• Aim of the task:
Each of the entries should be output exactly, with nothing left out.

--- Data for this exercise Enclosed Below ---

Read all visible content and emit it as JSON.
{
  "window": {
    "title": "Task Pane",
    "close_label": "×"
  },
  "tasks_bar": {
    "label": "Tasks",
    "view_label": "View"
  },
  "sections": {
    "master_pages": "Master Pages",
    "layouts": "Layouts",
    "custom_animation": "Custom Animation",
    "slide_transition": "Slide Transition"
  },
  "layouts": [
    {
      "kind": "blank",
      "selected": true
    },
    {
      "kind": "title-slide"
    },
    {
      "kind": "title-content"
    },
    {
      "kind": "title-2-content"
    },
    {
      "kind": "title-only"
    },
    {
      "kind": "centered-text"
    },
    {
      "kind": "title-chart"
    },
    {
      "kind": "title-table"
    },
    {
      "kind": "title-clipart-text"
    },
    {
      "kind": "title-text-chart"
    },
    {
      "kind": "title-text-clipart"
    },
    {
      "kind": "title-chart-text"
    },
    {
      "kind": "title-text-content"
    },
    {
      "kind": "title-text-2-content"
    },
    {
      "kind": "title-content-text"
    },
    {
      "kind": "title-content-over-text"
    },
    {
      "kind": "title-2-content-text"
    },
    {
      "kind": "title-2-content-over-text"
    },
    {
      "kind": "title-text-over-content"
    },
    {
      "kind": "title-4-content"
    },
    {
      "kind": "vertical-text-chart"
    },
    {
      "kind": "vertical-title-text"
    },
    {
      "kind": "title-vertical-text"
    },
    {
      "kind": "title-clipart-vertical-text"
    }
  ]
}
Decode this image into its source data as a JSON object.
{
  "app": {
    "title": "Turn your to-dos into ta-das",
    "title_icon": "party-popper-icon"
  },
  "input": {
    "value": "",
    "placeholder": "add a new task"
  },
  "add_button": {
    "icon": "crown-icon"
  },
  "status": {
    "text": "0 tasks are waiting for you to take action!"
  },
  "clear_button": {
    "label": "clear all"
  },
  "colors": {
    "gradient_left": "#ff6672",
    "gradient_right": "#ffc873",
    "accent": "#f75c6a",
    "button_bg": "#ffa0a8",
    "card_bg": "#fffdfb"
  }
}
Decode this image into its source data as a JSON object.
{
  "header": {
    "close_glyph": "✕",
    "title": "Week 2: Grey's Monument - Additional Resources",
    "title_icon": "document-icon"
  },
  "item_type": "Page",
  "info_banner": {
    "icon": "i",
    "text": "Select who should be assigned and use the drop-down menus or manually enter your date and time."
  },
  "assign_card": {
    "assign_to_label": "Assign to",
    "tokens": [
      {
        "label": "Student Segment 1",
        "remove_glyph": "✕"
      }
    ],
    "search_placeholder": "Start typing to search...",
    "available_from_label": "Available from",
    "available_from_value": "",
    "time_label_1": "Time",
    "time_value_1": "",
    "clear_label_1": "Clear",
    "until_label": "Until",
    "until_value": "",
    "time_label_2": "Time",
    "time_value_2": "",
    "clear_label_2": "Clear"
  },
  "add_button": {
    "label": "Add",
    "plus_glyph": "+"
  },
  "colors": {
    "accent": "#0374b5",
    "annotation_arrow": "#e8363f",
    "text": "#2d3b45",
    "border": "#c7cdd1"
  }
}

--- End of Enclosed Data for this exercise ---

• Exercise output:
Read all visible content and emit it as JSON.
{
  "window": {
    "title": "Task Pane",
    "close_label": "×"
  },
  "tasks_bar": {
    "label": "Tasks",
    "view_label": "View"
  },
  "sections": {
    "master_pages": "Master Pages",
    "layouts": "Layouts",
    "custom_animation": "Custom Animation",
    "slide_transition": "Slide Transition"
  },
  "layouts": [
    {
      "kind": "blank",
      "selected": true
    },
    {
      "kind": "title-slide"
    },
    {
      "kind": "title-content"
    },
    {
      "kind": "title-2-content"
    },
    {
      "kind": "title-only"
    },
    {
      "kind": "centered-text"
    },
    {
      "kind": "title-chart"
    },
    {
      "kind": "title-table"
    },
    {
      "kind": "title-clipart-text"
    },
    {
      "kind": "title-text-chart"
    },
    {
      "kind": "title-text-clipart"
    },
    {
      "kind": "title-chart-text"
    },
    {
      "kind": "title-text-content"
    },
    {
      "kind": "title-text-2-content"
    },
    {
      "kind": "title-content-text"
    },
    {
      "kind": "title-content-over-text"
    },
    {
      "kind": "title-2-content-text"
    },
    {
      "kind": "title-2-content-over-text"
    },
    {
      "kind": "title-text-over-content"
    },
    {
      "kind": "title-4-content"
    },
    {
      "kind": "vertical-text-chart"
    },
    {
      "kind": "vertical-title-text"
    },
    {
      "kind": "title-vertical-text"
    },
    {
      "kind": "title-clipart-vertical-text"
    }
  ]
}
Decode this image into its source data as a JSON object.
{
  "app": {
    "title": "Turn your to-dos into ta-das",
    "title_icon": "party-popper-icon"
  },
  "input": {
    "value": "",
    "placeholder": "add a new task"
  },
  "add_button": {
    "icon": "crown-icon"
  },
  "status": {
    "text": "0 tasks are waiting for you to take action!"
  },
  "clear_button": {
    "label": "clear all"
  },
  "colors": {
    "gradient_left": "#ff6672",
    "gradient_right": "#ffc873",
    "accent": "#f75c6a",
    "button_bg": "#ffa0a8",
    "card_bg": "#fffdfb"
  }
}
Decode this image into its source data as a JSON object.
{
  "header": {
    "close_glyph": "✕",
    "title": "Week 2: Grey's Monument - Additional Resources",
    "title_icon": "document-icon"
  },
  "item_type": "Page",
  "info_banner": {
    "icon": "i",
    "text": "Select who should be assigned and use the drop-down menus or manually enter your date and time."
  },
  "assign_card": {
    "assign_to_label": "Assign to",
    "tokens": [
      {
        "label": "Student Segment 1",
        "remove_glyph": "✕"
      }
    ],
    "search_placeholder": "Start typing to search...",
    "available_from_label": "Available from",
    "available_from_value": "",
    "time_label_1": "Time",
    "time_value_1": "",
    "clear_label_1": "Clear",
    "until_label": "Until",
    "until_value": "",
    "time_label_2": "Time",
    "time_value_2": "",
    "clear_label_2": "Clear"
  },
  "add_button": {
    "label": "Add",
    "plus_glyph": "+"
  },
  "colors": {
    "accent": "#0374b5",
    "annotation_arrow": "#e8363f",
    "text": "#2d3b45",
    "border": "#c7cdd1"
  }
}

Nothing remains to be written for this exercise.